## WORK REQUEST
What is needed is an exact copy of every entry below, with the pictures left out.

** Opening EXERCISE MATERIAL block **

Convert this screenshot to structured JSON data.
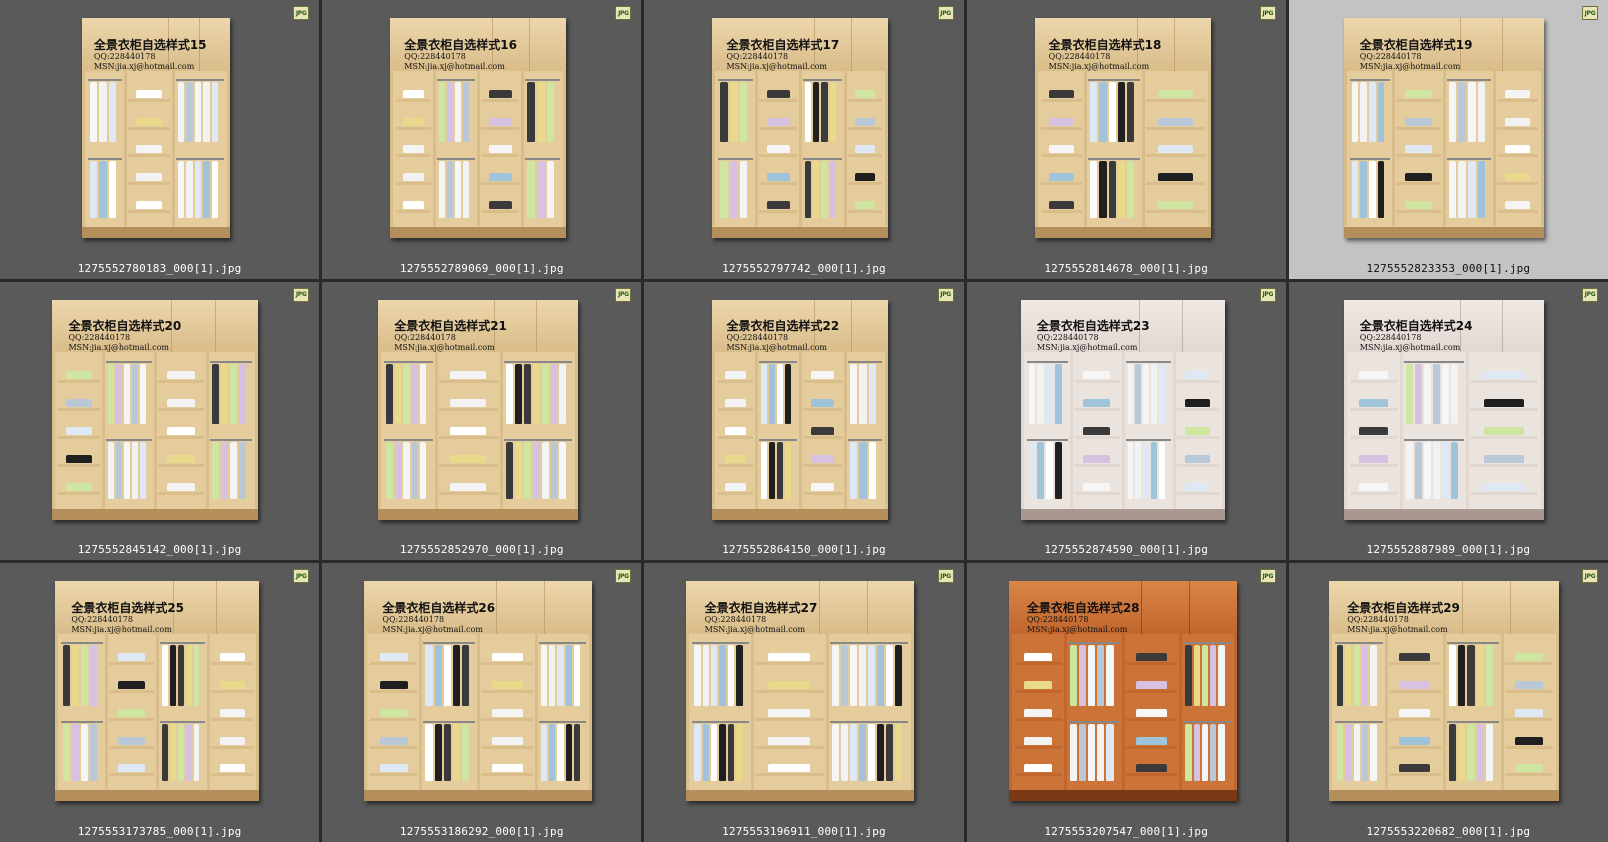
{
  "badge_label": "JPG",
  "wardrobe_text": {
    "qq": "QQ:228440178",
    "msn": "MSN:jia.xj@hotmail.com"
  },
  "colors": {
    "panel_bg": "#5a5a5a",
    "selected_bg": "#c3c3c3",
    "caption_text": "#ffffff",
    "light_wood": "#e0c594",
    "white_wood": "#e6dcd6",
    "orange_wood": "#c0692e"
  },
  "thumbnails": [
    {
      "caption": "1275552780183_000[1].jpg",
      "title": "全景衣柜自选样式15",
      "finish": "light",
      "selected": false
    },
    {
      "caption": "1275552789069_000[1].jpg",
      "title": "全景衣柜自选样式16",
      "finish": "light",
      "selected": false
    },
    {
      "caption": "1275552797742_000[1].jpg",
      "title": "全景衣柜自选样式17",
      "finish": "light",
      "selected": false
    },
    {
      "caption": "1275552814678_000[1].jpg",
      "title": "全景衣柜自选样式18",
      "finish": "light",
      "selected": false
    },
    {
      "caption": "1275552823353_000[1].jpg",
      "title": "全景衣柜自选样式19",
      "finish": "light",
      "selected": true
    },
    {
      "caption": "1275552845142_000[1].jpg",
      "title": "全景衣柜自选样式20",
      "finish": "light",
      "selected": false
    },
    {
      "caption": "1275552852970_000[1].jpg",
      "title": "全景衣柜自选样式21",
      "finish": "light",
      "selected": false
    },
    {
      "caption": "1275552864150_000[1].jpg",
      "title": "全景衣柜自选样式22",
      "finish": "light",
      "selected": false
    },
    {
      "caption": "1275552874590_000[1].jpg",
      "title": "全景衣柜自选样式23",
      "finish": "white",
      "selected": false
    },
    {
      "caption": "1275552887989_000[1].jpg",
      "title": "全景衣柜自选样式24",
      "finish": "white",
      "selected": false
    },
    {
      "caption": "1275553173785_000[1].jpg",
      "title": "全景衣柜自选样式25",
      "finish": "light",
      "selected": false
    },
    {
      "caption": "1275553186292_000[1].jpg",
      "title": "全景衣柜自选样式26",
      "finish": "light",
      "selected": false
    },
    {
      "caption": "1275553196911_000[1].jpg",
      "title": "全景衣柜自选样式27",
      "finish": "light",
      "selected": false
    },
    {
      "caption": "1275553207547_000[1].jpg",
      "title": "全景衣柜自选样式28",
      "finish": "orange",
      "selected": false
    },
    {
      "caption": "1275553220682_000[1].jpg",
      "title": "全景衣柜自选样式29",
      "finish": "light",
      "selected": false
    }
  ]
}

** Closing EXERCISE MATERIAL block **

## RESPONSE TO THIS TASK
Convert this screenshot to structured JSON data.
{
  "badge_label": "JPG",
  "wardrobe_text": {
    "qq": "QQ:228440178",
    "msn": "MSN:jia.xj@hotmail.com"
  },
  "colors": {
    "panel_bg": "#5a5a5a",
    "selected_bg": "#c3c3c3",
    "caption_text": "#ffffff",
    "light_wood": "#e0c594",
    "white_wood": "#e6dcd6",
    "orange_wood": "#c0692e"
  },
  "thumbnails": [
    {
      "caption": "1275552780183_000[1].jpg",
      "title": "全景衣柜自选样式15",
      "finish": "light",
      "selected": false
    },
    {
      "caption": "1275552789069_000[1].jpg",
      "title": "全景衣柜自选样式16",
      "finish": "light",
      "selected": false
    },
    {
      "caption": "1275552797742_000[1].jpg",
      "title": "全景衣柜自选样式17",
      "finish": "light",
      "selected": false
    },
    {
      "caption": "1275552814678_000[1].jpg",
      "title": "全景衣柜自选样式18",
      "finish": "light",
      "selected": false
    },
    {
      "caption": "1275552823353_000[1].jpg",
      "title": "全景衣柜自选样式19",
      "finish": "light",
      "selected": true
    },
    {
      "caption": "1275552845142_000[1].jpg",
      "title": "全景衣柜自选样式20",
      "finish": "light",
      "selected": false
    },
    {
      "caption": "1275552852970_000[1].jpg",
      "title": "全景衣柜自选样式21",
      "finish": "light",
      "selected": false
    },
    {
      "caption": "1275552864150_000[1].jpg",
      "title": "全景衣柜自选样式22",
      "finish": "light",
      "selected": false
    },
    {
      "caption": "1275552874590_000[1].jpg",
      "title": "全景衣柜自选样式23",
      "finish": "white",
      "selected": false
    },
    {
      "caption": "1275552887989_000[1].jpg",
      "title": "全景衣柜自选样式24",
      "finish": "white",
      "selected": false
    },
    {
      "caption": "1275553173785_000[1].jpg",
      "title": "全景衣柜自选样式25",
      "finish": "light",
      "selected": false
    },
    {
      "caption": "1275553186292_000[1].jpg",
      "title": "全景衣柜自选样式26",
      "finish": "light",
      "selected": false
    },
    {
      "caption": "1275553196911_000[1].jpg",
      "title": "全景衣柜自选样式27",
      "finish": "light",
      "selected": false
    },
    {
      "caption": "1275553207547_000[1].jpg",
      "title": "全景衣柜自选样式28",
      "finish": "orange",
      "selected": false
    },
    {
      "caption": "1275553220682_000[1].jpg",
      "title": "全景衣柜自选样式29",
      "finish": "light",
      "selected": false
    }
  ]
}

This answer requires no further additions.